TERRE HAUTE —
The college graduates of 2010 matriculate into an economy similar to the one Mark Barnes saw in 1981.
Drinking coffee inside The Corner Grind on Saturday morning, the chief operating officer for Volkswagen of America Inc. said with the confidence of experience, “There are always opportunities for good, hardworking people. This is America.” The key is to remain true to oneself, he said, adding with a laugh, “I could start singing the national anthem right now.”
And if he couldn’t sing it, he could most certainly play it. Indiana State University’s winter term commencement speaker prefaced a career in the automotive industry with an undergraduate degree in music and marketing.
His father, James, served as chair of the ISU music department from 1964 to 1973, and led the Terre Haute Symphony from 1949 to 1970.
“I was a drummer,” he said proudly, recalling days spent at Terre Haute South Vigo High School in the marching and jazz bands.
But it was an entry-level spot in the Ford Motor Co. that took him west to Arizona in a year in which jobs were scarce. America’s economy throughout the latter 1970s had suffered record inflation, oil embargoes, subsequent fuel shortages, and ultimately high unemployment.
“No, it really wasn’t all that good,” he said, describing the early 1980s as less than bountiful.
“The automotive industry was really in a slump back then,” he said, adding layoffs and work force reductions were in full swing.
His first job, which he crossed the country to get, was as a parts analyst. “I answered the phone and listened to irate customers and irate dealers,” he chuckled with reflection. But it was a job with opportunity to service customers in Arizona and New Mexico, and Barnes said the most important thing was the opening. “All you really need is that first opportunity.”
Two years later he made a move to Nissan, again servicing parts dealers. But in 18 years with that company he rose through a number of positions including posts in regional marketing and dealer operations. That opportunity led to a spot as the vice president for national sales at Hyundai Motor America.
“I’ve always loved the car business,” he said, noting it’s shared good times with bad during the last 30 years.
Immediately prior to becoming COO of Volkswagen’s American division, Barnes did a 10-month stint at Chrysler. The year was 2007 and would mark the beginning of an economic recession, the impact of which lingers today. When he got a call from Volkswagen, he made the move.

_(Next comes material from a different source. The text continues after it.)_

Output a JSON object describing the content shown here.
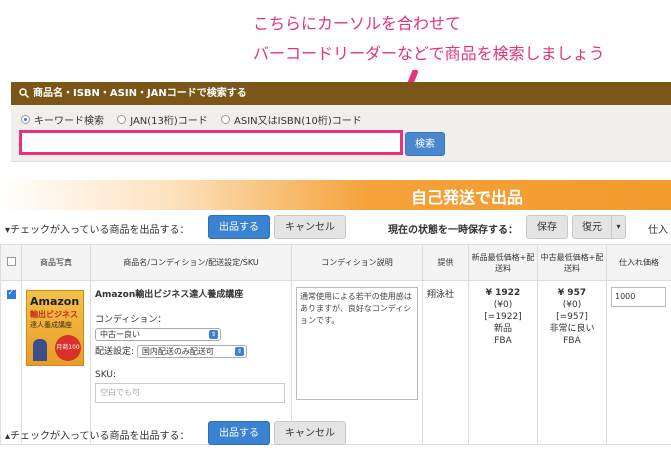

“It’s been very difficult over the last two years with the economy,” he said.
The automotive industry should post about 11.5 million new sales globally this coming year, compared to 10.5 million in 2010. But the industry was moving 17 million vehicles a year during the middle 2000s.
Still, any increase is good news, he said.
“What you’re seeing is pent up demand,” he explained, noting people put off buying new vehicles but now have to make a move.
This year, Volkswagen will launch its first American manufacturing plant in Chattanooga, Tenn., expecting to hire up to 2,000 workers. More than 9,000 jobs will come by way of vendor support, he said. The German-based company currently operates plants in Europe and Mexico, but America is a key market and they’re excited about moving production here.
Currency exchanges make it favorable to produce in America these days, he noted, adding the big buyer is currently China.
“China is now the largest car market in the world,” he said, pegging that country’s 2010 purchase number at 1.5 million. The post-Communist era has produced a stronger consumer drive there, he said. Meanwhile the native Chinese auto makers aren’t as comparatively strong in terms of competition.
“We have to get one in Terre Haute,” he laughed when asked about dealership expansions. “That’s my new mission.”
In recent years, Volkswagen has led the way in terms of high fuel mileage, and Barnes bragged a little on the new Jetta, which retails at $15,995. “The dealers can’t keep them in stock,” he said of the new, clean diesel vehicles. “This Jetta’s beautiful too. Sometimes I look at it and wonder, ‘how did we do this?’”
Barnes said his parents are gone now. One sister lives in Mooresville while the other moved west to Washington state. He lives in Washington, D.C. His daughter is starting college at Clemson University, but his emotions are still strong with ISU and his hometown.
“I haven’t been down here in five years,” he said looking out the window of The Corner Grind at downtown Terre Haute. “It’s changed so much.”
An ISU education provides a good foundation, he said. The key is to stay true to your goals, regardless of the economic ups and downs.
Brian Boyce can be reached at 812-231-4253 or email@example.com.